LED Panel Lights vs Cob Lights vs Flash – Which is best?

In this video tutorial, you’ll learn the difference & pros and cons between LED Panels, LED Cob Lights & Flash setups for studio photography and video.

This video is a review & test of the Falcon Eyes RX-18 TDX II Flexible LED Panel, and an overview of the advantages and disadvantages of different types of studio lights and which is best for a professional looking lighting setup on a budget.

Here is a brief summary of the pros and cons of different kinds of studio lights out there:


The Falconeyes LED panel light and other LED panel lights like the westcott flexlight setups are fantastic for their weight, portability, ease of use and performance. They take up very little room on set and produce an incredible amount of brightness and soft, flattering light – Very similar to natural light in look and feel. Another HUGE advantage of these lights is their bicolor function, allowing you to change the temperature of the light to match the ambient lighting in your scene. Their only real disadvantages are that they are very wide angle lights which makes them great key light or wash lights, but they can’t be used as a spotlight or to throw light from a distance. In addition, they are VERY bright, but not bright enough to use outdoors in the middle of the day. For that, you’ll need flash.


LED cob lights consist of a smaller number of ultra bright LED’s, which mean they have a more focused, directional light which can be harnessed as a spot light, used with a scrim to cast shadows, or diffused through a large softbox to create beautiful, flattering light. Lights like the Aputure 120D are so popular among the pros for a reason – They look amazing, and they’re built to last.

LED Cob Light Pros: Very bright, Multifunctional (Spot light, key light, scrim light etc using adapters)

LED Cob Light Cons: Not quite as bright Softbox is VERY large, which is great when you have space, but challenging in a small room No bicolor temperature adjustment – Daylight only. Can’t shoot outside in full sun

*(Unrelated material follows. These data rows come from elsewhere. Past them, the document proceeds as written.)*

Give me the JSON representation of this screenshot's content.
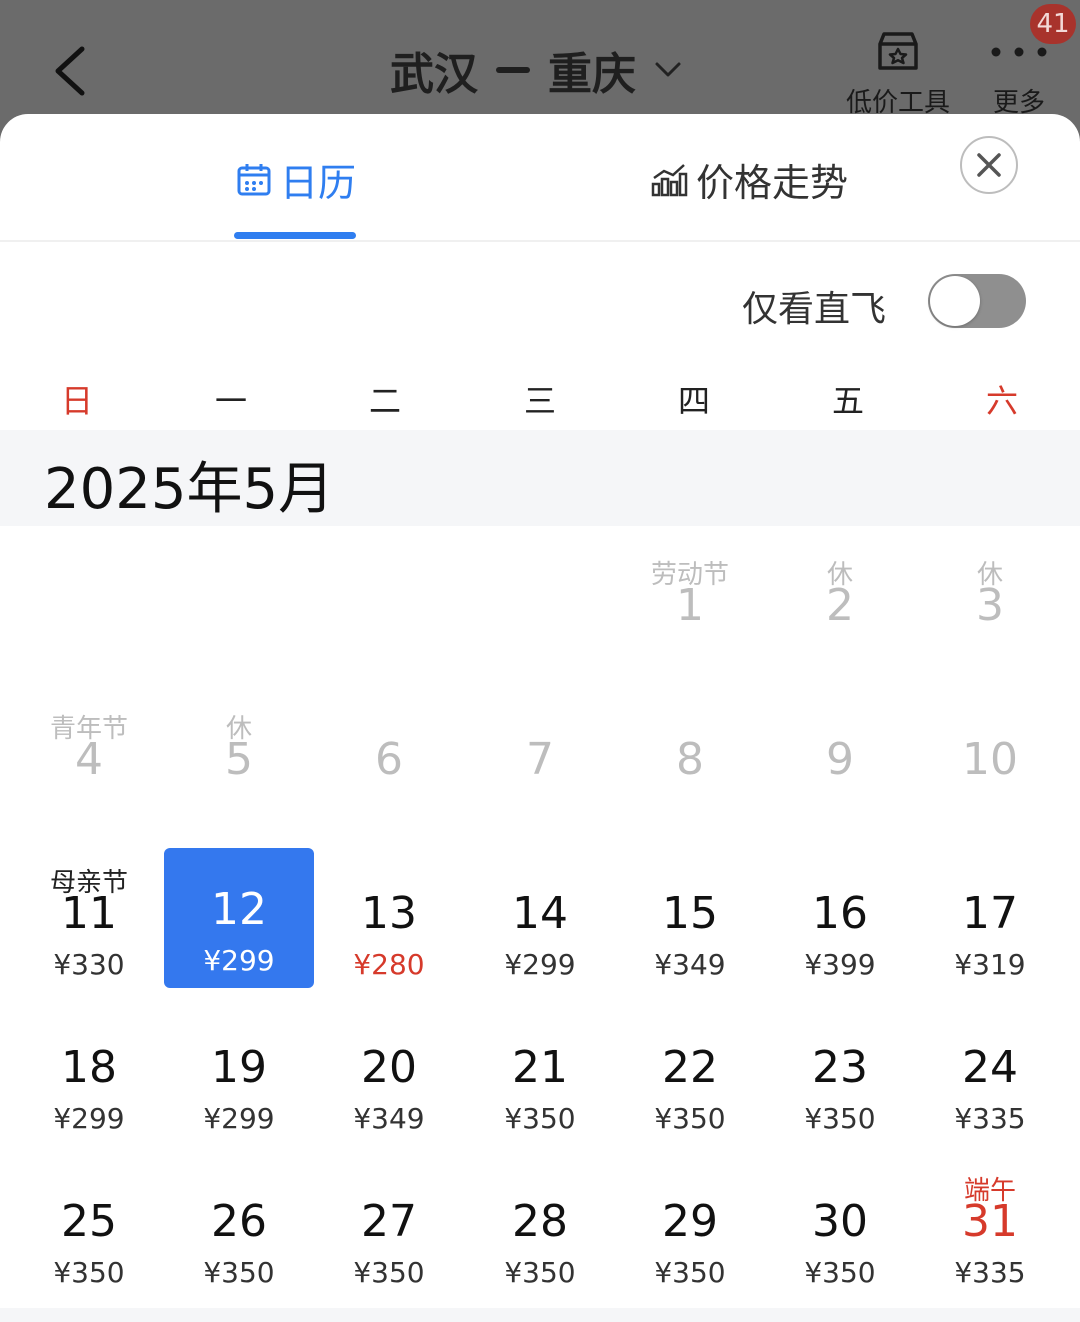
{
  "header": {
    "from": "武汉",
    "to": "重庆",
    "low_price_tool": "低价工具",
    "more": "更多",
    "badge": "41"
  },
  "tabs": [
    {
      "label": "日历",
      "active": true
    },
    {
      "label": "价格走势",
      "active": false
    }
  ],
  "direct_only": {
    "label": "仅看直飞",
    "on": false
  },
  "weekdays": [
    "日",
    "一",
    "二",
    "三",
    "四",
    "五",
    "六"
  ],
  "month_title": "2025年5月",
  "colors": {
    "accent": "#3478ee",
    "holiday_red": "#d63a2b",
    "past_gray": "#bdbdbd"
  },
  "days": [
    {
      "day": "1",
      "tag": "劳动节",
      "price": "",
      "past": true
    },
    {
      "day": "2",
      "tag": "休",
      "price": "",
      "past": true
    },
    {
      "day": "3",
      "tag": "休",
      "price": "",
      "past": true
    },
    {
      "day": "4",
      "tag": "青年节",
      "price": "",
      "past": true
    },
    {
      "day": "5",
      "tag": "休",
      "price": "",
      "past": true
    },
    {
      "day": "6",
      "tag": "",
      "price": "",
      "past": true
    },
    {
      "day": "7",
      "tag": "",
      "price": "",
      "past": true
    },
    {
      "day": "8",
      "tag": "",
      "price": "",
      "past": true
    },
    {
      "day": "9",
      "tag": "",
      "price": "",
      "past": true
    },
    {
      "day": "10",
      "tag": "",
      "price": "",
      "past": true
    },
    {
      "day": "11",
      "tag": "母亲节",
      "price": "¥330"
    },
    {
      "day": "12",
      "tag": "",
      "price": "¥299",
      "selected": true
    },
    {
      "day": "13",
      "tag": "",
      "price": "¥280",
      "lowest": true
    },
    {
      "day": "14",
      "tag": "",
      "price": "¥299"
    },
    {
      "day": "15",
      "tag": "",
      "price": "¥349"
    },
    {
      "day": "16",
      "tag": "",
      "price": "¥399"
    },
    {
      "day": "17",
      "tag": "",
      "price": "¥319"
    },
    {
      "day": "18",
      "tag": "",
      "price": "¥299"
    },
    {
      "day": "19",
      "tag": "",
      "price": "¥299"
    },
    {
      "day": "20",
      "tag": "",
      "price": "¥349"
    },
    {
      "day": "21",
      "tag": "",
      "price": "¥350"
    },
    {
      "day": "22",
      "tag": "",
      "price": "¥350"
    },
    {
      "day": "23",
      "tag": "",
      "price": "¥350"
    },
    {
      "day": "24",
      "tag": "",
      "price": "¥335"
    },
    {
      "day": "25",
      "tag": "",
      "price": "¥350"
    },
    {
      "day": "26",
      "tag": "",
      "price": "¥350"
    },
    {
      "day": "27",
      "tag": "",
      "price": "¥350"
    },
    {
      "day": "28",
      "tag": "",
      "price": "¥350"
    },
    {
      "day": "29",
      "tag": "",
      "price": "¥350"
    },
    {
      "day": "30",
      "tag": "",
      "price": "¥350"
    },
    {
      "day": "31",
      "tag": "端午",
      "price": "¥335",
      "holiday": true
    }
  ]
}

Let me be clear – I’m not expert when it comes to flash, but I’ve used enough that I can give you the gist of the advantages and disadvantages. Flash units are the brightest option and the only real solution that is bright enough for shooting outdoors in full sun with artificial light. They also have a near unlimited number of uses and accessories to shape the light and add effects. The disadvantage of flash however is that you don’t have a constant light. They are more distracting in non studio environments, and can be much more challenging to initially set up + often require more tweaking.

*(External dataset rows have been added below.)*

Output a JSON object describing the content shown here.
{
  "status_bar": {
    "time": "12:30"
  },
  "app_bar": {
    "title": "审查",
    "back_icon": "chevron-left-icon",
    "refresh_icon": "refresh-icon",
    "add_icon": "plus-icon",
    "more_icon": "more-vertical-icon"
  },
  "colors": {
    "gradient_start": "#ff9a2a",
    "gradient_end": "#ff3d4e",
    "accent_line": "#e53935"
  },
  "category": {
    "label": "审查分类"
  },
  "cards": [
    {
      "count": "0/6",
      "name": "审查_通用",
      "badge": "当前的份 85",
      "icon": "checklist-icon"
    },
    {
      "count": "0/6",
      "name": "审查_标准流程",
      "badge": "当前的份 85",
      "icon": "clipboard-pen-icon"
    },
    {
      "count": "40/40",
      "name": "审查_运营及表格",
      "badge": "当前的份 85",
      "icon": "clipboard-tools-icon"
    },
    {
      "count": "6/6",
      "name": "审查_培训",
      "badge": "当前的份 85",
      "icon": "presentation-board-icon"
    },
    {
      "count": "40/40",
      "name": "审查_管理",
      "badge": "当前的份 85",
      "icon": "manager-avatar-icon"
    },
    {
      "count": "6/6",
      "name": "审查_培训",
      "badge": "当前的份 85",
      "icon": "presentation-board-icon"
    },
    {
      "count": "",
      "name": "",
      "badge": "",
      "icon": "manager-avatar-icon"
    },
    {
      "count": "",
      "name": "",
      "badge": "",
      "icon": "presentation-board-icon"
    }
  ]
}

Remote Flash Unit Pros: Amazing multifunction, Brightest option, Easily portable

Remote Flash Unit Cons: More complicated Harder to set up / tweak on the fly Doesn’t work for video No constant light All 3 lighting set ups can be used to create amazing results – The choice you make mostly depends on your specific needs and the space + budget you’re working with. Personally, I have used all 3 style of lights and for me I’ve found the LED panel lights to be the best all around light while also taking up less room than the aputure 120d (Which sadly for me is a dealbreaker, as I’m in a small space!) Hopefully this review and explanation has helped illuminate some of the key difference between these 3 awesome options, and you’ll be able to make a better decision as a result!


LED Panel Light: Falconeyes RX18-TDX II: https://amzn.to/2PTeZMu

Aputure 120D: https://amzn.to/2XWZsjq

Aputure Light Dome II: https://amzn.to/30RxJlY

Pixel 80W LED Light (Aputure 120D Spin-off) – https://amzn.to/2FoUMML

Neewer Softbox For Pixel 80W (Or any bowens mount light) – https://amzn.to/31OPJga

Neewer Battery Powered Flash Strobe Unit – https://amzn.to/3gVKdP5

CRAZY expensive Profoto B1 Flash Kit – https://amzn.to/34aVyYb

Multicolor LED Strip Lights I use on my desk- https://amzn.to/2DPQk9i

(*Note these seem to flicker on camera a bit… Might be worth trying a slightly more expensive brand!)